Technology

Navy's New Railgun Shoots at Mach 7, Can Hit Targets 100 Miles Away

80beatsBy Jennifer WelshDec 13, 2010 8:58 PM

Newsletter

Sign up for our email newsletter for the latest science news
 

Last week the Navy took its best shot--and it was a doozy. The shot, fired on December 10th, broke the world record for the most powerful shot, as the 23-pound aluminum projectile rocketed out of the Navy's electromagnetic railgun at a reported speed of Mach 7, or seven times the speed of sound.

Today's 33-megajoule shot--powerful enough to launch 33 Smart cars at 100 mph--means the Navy can fire projectiles at least 125 miles, keeping military personnel at a safe distance from their targets, according to the Office of Naval Research. [Popular Science]

Normal guns use explosions to propel bullets, but railguns

use electromagnetic currents to accelerate conductive bullets along two parallel rails. The Navy has been working on this project since 2005. The new test of the gun broke the Navy's previous 10-megajoule record

for railgun firing set in 2008.

“The 33-megajoule shot means the Navy can fire projectiles at least 110 nautical miles, placing Sailors and Marines at a safe standoff distance and out of harm’s way, and the high velocities achievable are tactically relevant for air and missile defense,” [Rear Adm. Nevin Carr] added. “This demonstration moves us one day closer to getting this advanced capability to sea.” [Navy press release]

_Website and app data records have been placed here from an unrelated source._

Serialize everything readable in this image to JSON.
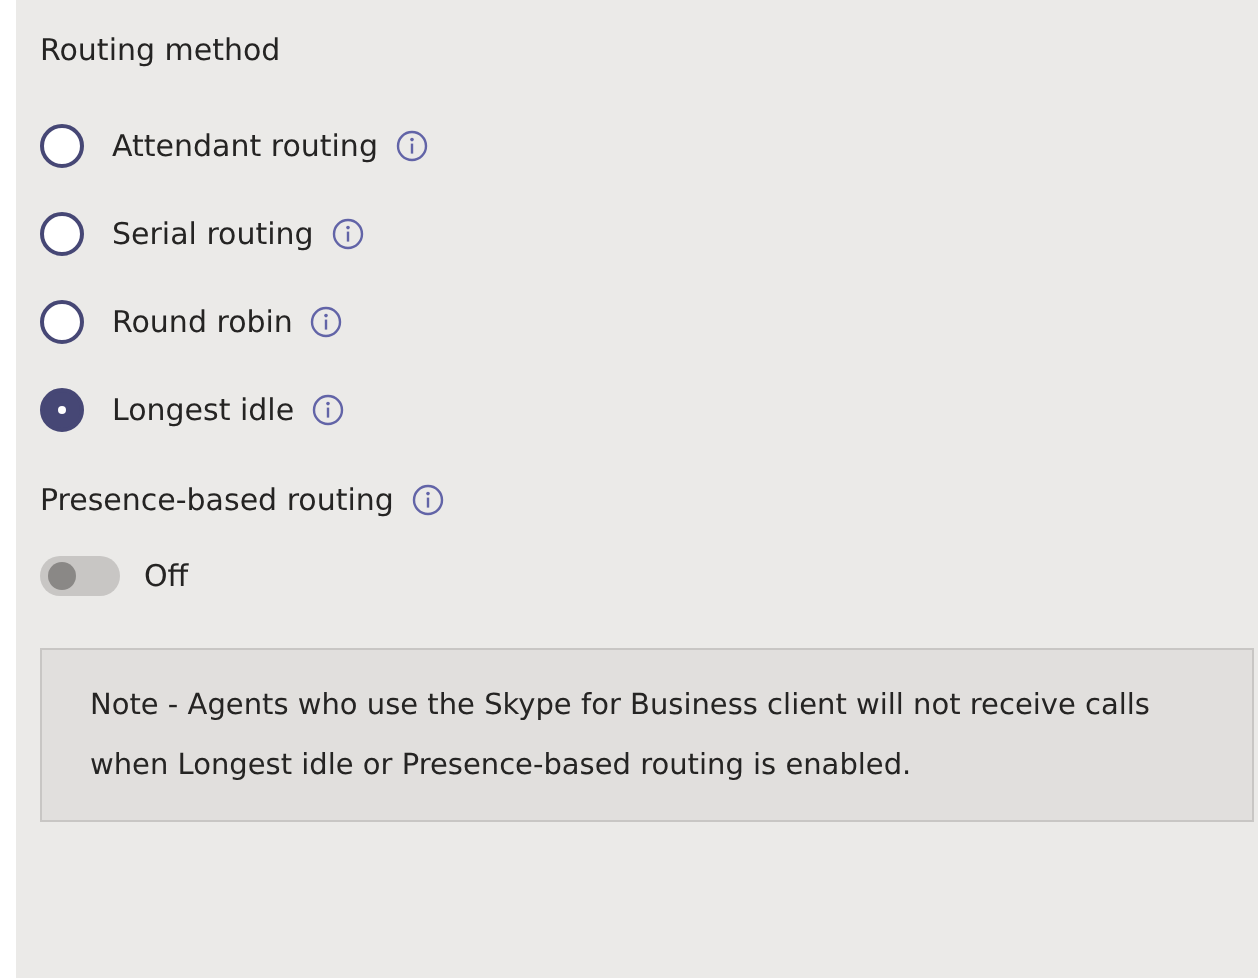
{
  "routing_method": {
    "title": "Routing method",
    "options": [
      {
        "label": "Attendant routing",
        "selected": false
      },
      {
        "label": "Serial routing",
        "selected": false
      },
      {
        "label": "Round robin",
        "selected": false
      },
      {
        "label": "Longest idle",
        "selected": true
      }
    ]
  },
  "presence": {
    "label": "Presence-based routing",
    "on": false,
    "state_text": "Off"
  },
  "note": "Note - Agents who use the Skype for Business client will not receive calls when Longest idle or Presence-based routing is enabled."
}
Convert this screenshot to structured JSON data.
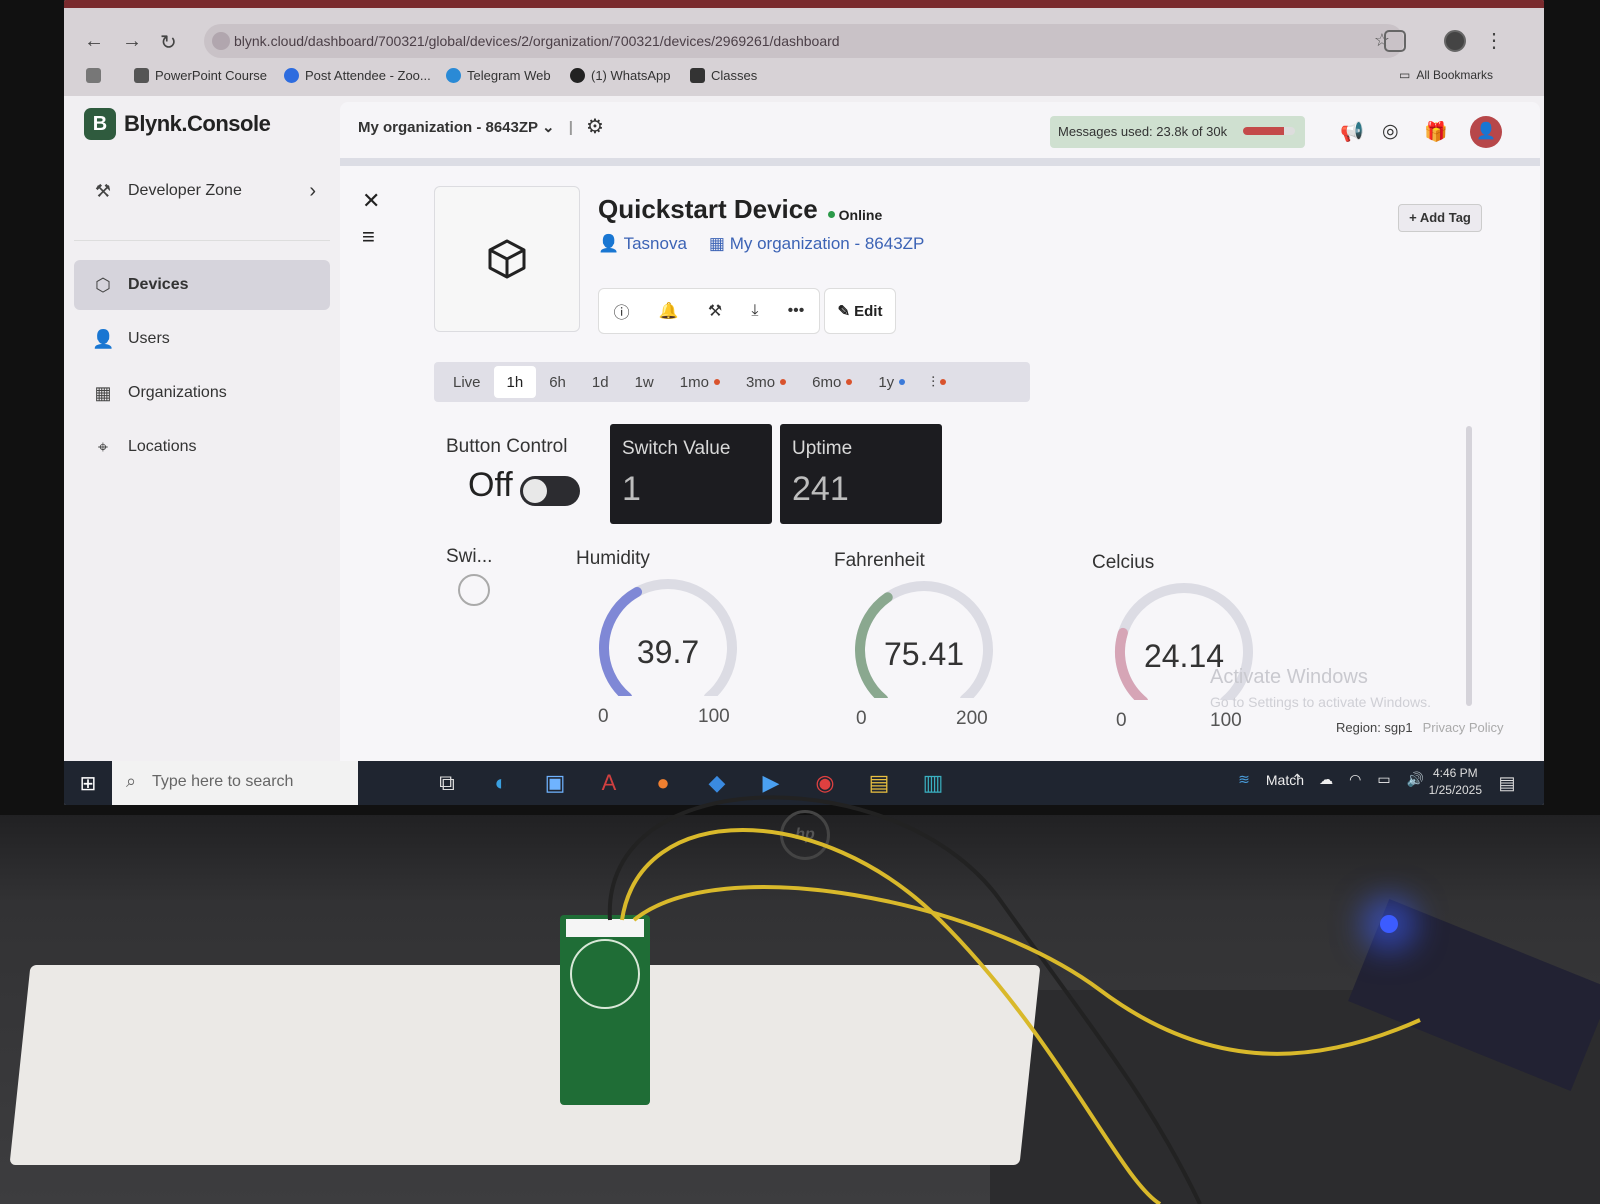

One of the project's goals is to reduce the need to carry gunpowder and other explosives on Navy ships, making them less vulnerable. The big barriers to implementation now include figuring out how to power the gun off of a ship's batteries, and how to protect the gun parts themselves from the incredible energy released when it's fired.

The eventual goal is a ship-mounted railgun that can fire a projectile more than 200 miles at speeds of more than 8,000 feet per second. A kinetic energy warhead would eliminate the use of hazardous explosives on ships and on the battlefield, the Navy says. [Popular Science]

To reach those distances and speeds, the Navy will need to develop a railgun that can shoot at 64 megajoules. Navy researchers hope to reach that goal and have a gun ready for on-ship use in 2025. Related Content: 80beats: Computerized Smart-Gun Can Shoot Someone Behind a Rock

80beats: Video: Navy’s New Laser Weapon Shoots Down Drones

80beats: DARPA Loses Contact with Mach 20 “Hypersonic Glider” During Test Flight

80beats: Military Tests New Missile Defense System: Lasers Mounted on Jumbo Jets

80beats: DARPA’s New Sniper Rifle Offers a Perfect Shot Across 12 Football Fields

Video: YouTube / usnavyresearch

1 free article left
Want More? Get unlimited access for as low as $1.99/month

Already a subscriber?

Register or Log In

1 free articleSubscribe
Magazine Examples
Want more?

Keep reading for as low as $1.99!

Subscribe

Already a subscriber?

Register or Log In

More From Discover
Recommendations From Our Store
Shop Now
Stay Curious
Join
Our List

Sign up for our weekly science updates.

 
Subscribe
To The Magazine

Save up to 70% off the cover price when you subscribe to Discover magazine.

Copyright © 2021 Kalmbach Media Co.